News & Politics

How to Make Rockville Pike Much, Much Worse

Can Rockville turn its strip into a Champs-Élysées? Not with a plan making it wider than I-270. Photograph by Evy Mages

For a newish suburb, Rockville has surprisingly good Chinese food at Joe’s Noodle House, an honest-to-goodness roadhouse in Hank Dietle’s, and, for those who stray to suburbia only for the big-box experience, a palatial Target. But when we think of Rockville, let’s face it, we think of Rockville Pike, and when we think of the Pike, we think of traffic.

There have been times on the Pike when traffic was so bad that I tried to park my car and walk. On a run to an art-supply store during college, my roommate and I nearly got run over when an errant tube of tracing paper rolled out of his bag as the light turned green. Later, I tried to visit F. Scott Fitzgerald’s grave nearby in St. Mary’s churchyard. Faced with nine lanes of cars, no crosswalk, and only an hour to cross the road, I gave up.

Nonetheless, the City of Rockville now says the Pike should be bigger. A plan submitted in March would make it 252 feet wide from building front to building front—more than twice the width of today’s right-of-way and about 20 feet wider than I-270, which parallels the Pike a mile or so to the west.

Rockville Pike began as a Native American foot trail 10,000 years ago before European settlers turned its use to commerce, connecting tobacco farms to the Potomac River in Georgetown. In 1805, when it became a turnpike, people grumbled about how congested and badly maintained it was—in 1899, the Maryland Geological Survey dubbed it “one of the worst pieces of main highway” in the state. It wasn’t fully paved until 1925, but in 1955 it was widened to four lanes, then in 1975 to six.

The case for enlarging it again is born of the best intentions. City officials envision the Pike as a grand boulevard: suburban Washington’s answer to Barcelona’s Passeig de Gràcia. Rockville—and the county that surrounds it—wants to move past strip-mall sprawl to foster real street life. The city’s plan features wide sidewalks lined with shops and restaurants, bike lanes, and buildings no taller than seven stories.

But that’s about where comparisons to pleasant European thoroughfares end. With three lanes of through traffic in either direction, parking and loading zones relegated to access roads, two sets of bike paths, and the county’s proposed bus rapid transit running in its own channel, the resulting road will be so wide and complex that Usain Bolt would have trouble getting across before the light changes. (No fewer than four medians will divide the boulevard, presumably to give pedestrians a rest.)

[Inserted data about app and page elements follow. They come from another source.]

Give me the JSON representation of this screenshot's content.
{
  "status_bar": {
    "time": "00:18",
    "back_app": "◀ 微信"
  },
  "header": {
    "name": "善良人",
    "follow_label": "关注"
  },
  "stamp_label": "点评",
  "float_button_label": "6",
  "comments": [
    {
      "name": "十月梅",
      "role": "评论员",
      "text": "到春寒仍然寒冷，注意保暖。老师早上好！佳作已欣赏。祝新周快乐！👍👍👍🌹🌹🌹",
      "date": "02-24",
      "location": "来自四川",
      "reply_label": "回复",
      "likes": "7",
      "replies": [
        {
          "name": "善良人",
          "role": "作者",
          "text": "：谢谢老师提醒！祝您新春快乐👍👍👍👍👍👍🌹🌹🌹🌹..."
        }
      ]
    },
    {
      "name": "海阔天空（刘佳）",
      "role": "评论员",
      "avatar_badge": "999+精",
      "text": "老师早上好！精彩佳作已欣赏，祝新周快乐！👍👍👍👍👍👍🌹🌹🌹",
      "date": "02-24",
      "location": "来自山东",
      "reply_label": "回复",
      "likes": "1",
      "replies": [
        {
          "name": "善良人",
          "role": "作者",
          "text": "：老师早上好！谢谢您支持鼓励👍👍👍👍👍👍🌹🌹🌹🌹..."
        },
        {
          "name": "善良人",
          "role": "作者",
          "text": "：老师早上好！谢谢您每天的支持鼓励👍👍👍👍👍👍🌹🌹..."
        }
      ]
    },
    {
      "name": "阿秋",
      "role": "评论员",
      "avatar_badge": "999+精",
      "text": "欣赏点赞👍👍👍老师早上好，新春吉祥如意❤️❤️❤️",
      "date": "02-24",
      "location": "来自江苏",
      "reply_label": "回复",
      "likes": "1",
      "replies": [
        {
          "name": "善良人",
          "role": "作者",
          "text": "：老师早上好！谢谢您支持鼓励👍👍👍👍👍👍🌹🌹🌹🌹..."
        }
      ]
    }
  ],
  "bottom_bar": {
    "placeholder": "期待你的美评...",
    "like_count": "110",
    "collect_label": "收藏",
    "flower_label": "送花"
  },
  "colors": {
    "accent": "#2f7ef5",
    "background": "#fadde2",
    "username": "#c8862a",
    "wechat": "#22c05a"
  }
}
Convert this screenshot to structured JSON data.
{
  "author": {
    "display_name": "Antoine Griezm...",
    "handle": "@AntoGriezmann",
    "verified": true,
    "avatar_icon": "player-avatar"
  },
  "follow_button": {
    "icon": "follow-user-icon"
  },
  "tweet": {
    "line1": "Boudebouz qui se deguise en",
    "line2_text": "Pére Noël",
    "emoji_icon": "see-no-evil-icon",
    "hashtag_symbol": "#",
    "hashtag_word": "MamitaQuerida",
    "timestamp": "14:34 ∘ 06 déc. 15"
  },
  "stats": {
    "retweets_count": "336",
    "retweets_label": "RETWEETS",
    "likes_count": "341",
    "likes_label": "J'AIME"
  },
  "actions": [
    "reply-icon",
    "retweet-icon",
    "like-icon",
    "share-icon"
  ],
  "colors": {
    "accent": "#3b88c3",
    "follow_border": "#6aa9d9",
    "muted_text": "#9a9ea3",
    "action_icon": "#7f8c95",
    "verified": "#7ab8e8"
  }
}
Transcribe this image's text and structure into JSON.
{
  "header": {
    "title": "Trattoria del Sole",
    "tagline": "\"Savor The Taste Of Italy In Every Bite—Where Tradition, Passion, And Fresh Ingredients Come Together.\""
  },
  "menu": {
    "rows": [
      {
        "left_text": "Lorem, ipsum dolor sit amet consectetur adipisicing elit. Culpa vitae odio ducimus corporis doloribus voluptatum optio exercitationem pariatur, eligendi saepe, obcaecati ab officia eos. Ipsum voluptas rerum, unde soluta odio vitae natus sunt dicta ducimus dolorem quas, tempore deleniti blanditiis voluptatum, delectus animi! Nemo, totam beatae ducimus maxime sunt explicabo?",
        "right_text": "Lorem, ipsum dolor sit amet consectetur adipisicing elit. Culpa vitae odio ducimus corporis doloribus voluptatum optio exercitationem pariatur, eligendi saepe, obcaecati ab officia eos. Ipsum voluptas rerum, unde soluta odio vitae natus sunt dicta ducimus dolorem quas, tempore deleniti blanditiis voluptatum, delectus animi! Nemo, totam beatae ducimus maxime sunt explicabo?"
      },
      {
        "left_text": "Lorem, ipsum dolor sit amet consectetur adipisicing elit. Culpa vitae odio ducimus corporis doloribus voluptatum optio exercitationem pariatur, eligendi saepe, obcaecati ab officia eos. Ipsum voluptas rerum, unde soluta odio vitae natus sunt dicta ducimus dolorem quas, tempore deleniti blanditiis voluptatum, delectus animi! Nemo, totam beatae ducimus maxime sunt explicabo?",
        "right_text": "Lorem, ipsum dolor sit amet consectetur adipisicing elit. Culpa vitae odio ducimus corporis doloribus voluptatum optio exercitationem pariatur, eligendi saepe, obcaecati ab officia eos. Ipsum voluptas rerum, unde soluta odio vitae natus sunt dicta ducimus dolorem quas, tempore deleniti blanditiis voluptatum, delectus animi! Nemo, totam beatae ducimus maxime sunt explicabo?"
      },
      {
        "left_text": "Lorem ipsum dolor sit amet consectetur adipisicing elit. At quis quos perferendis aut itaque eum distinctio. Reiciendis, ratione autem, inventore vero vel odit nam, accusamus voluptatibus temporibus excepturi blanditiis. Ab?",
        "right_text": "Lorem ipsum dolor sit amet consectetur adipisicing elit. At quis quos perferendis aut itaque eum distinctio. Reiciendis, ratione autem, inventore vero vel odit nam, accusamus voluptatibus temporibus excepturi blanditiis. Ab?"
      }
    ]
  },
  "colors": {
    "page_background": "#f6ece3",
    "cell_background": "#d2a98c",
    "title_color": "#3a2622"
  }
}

Great urban streets, says Allan Jacobs, an urban designer and professor emeritus at Berkeley, allow pedestrians, bicyclists, and drivers to experience a single sense of place. This requires that motorists go more slowly and take in the “outdoor room” around them.

According to that theory, a street’s width should be one to two times the height of the buildings around it, or about 70 to 140 feet across to accommodate Rockville’s seven-story structures. Without that proportional relationship, drivers focus on the horizon ahead and hit the gas—shops and shoppers be damned. Which is basically how Rockville Pike works today. Nothing in the new plan will change this.

Planners are also ignoring evidence that traffic has been shifting away from the Pike over the past couple of decades. Some drivers have probably changed their route to I-270, which was expanded to 12 lanes in the 1990s; others may have jumped to the Red Line, which was extended to Rockville in the mid-’80s, or to the county’s Ride On bus service. As the area has gained a quarter million residents since 1990, traffic between Route 28 and Montrose Road has actually fallen from an average of 69,000 vehicles a day in 1990 to just 46,000 last year.

Rather than widen the Pike, Rockville would do better to further divert local traffic away from it by creating an urban grid that would draw drivers into enclosing neighborhoods and get people out of cars altogether. Earlier this spring, under the banner suburban, not urban, Bethesda residents turned out to protest a proposal to turn a Westbard Avenue strip mall into a small town center. But everywhere in our region, suburban neighborhoods already thrive next to mini city centers.

This is what Montgomery County is thinking in its own plans to remake a section of the Pike between the White Flint area and the Rockville line. The county, too, wants to make a boulevard, but its plan lays out a new downtown grid in a horseshoe shape around White Flint, with a series of parks and a one-to-two-acre green space. The Pike itself will allow for Jacobs’s sense of enclosure, with buildings up to 300 feet tall and a street just 180 feet wide.

Instead of investing in size, the City of Rockville should borrow its county counterparts’ ideas about urban density. We may still complain about traffic, but at least we’d end up in a thriving place worth fighting traffic to get to.

Dan Reed, a transportation planner and recovering architect, writes Just Up the Pike, a blog focusing on Montgomery County. On Twitter, he’s @justupthepike.

This article appears in our June 2016 issue of Washingtonian.

Dan is a writer, urban planner, and real-estate agent. He’s also on the board of Action Committee for Transit, an advocacy group in Montgomery County. He blogs at Just Up the Pike. On Twitter, he’s @justupthepike.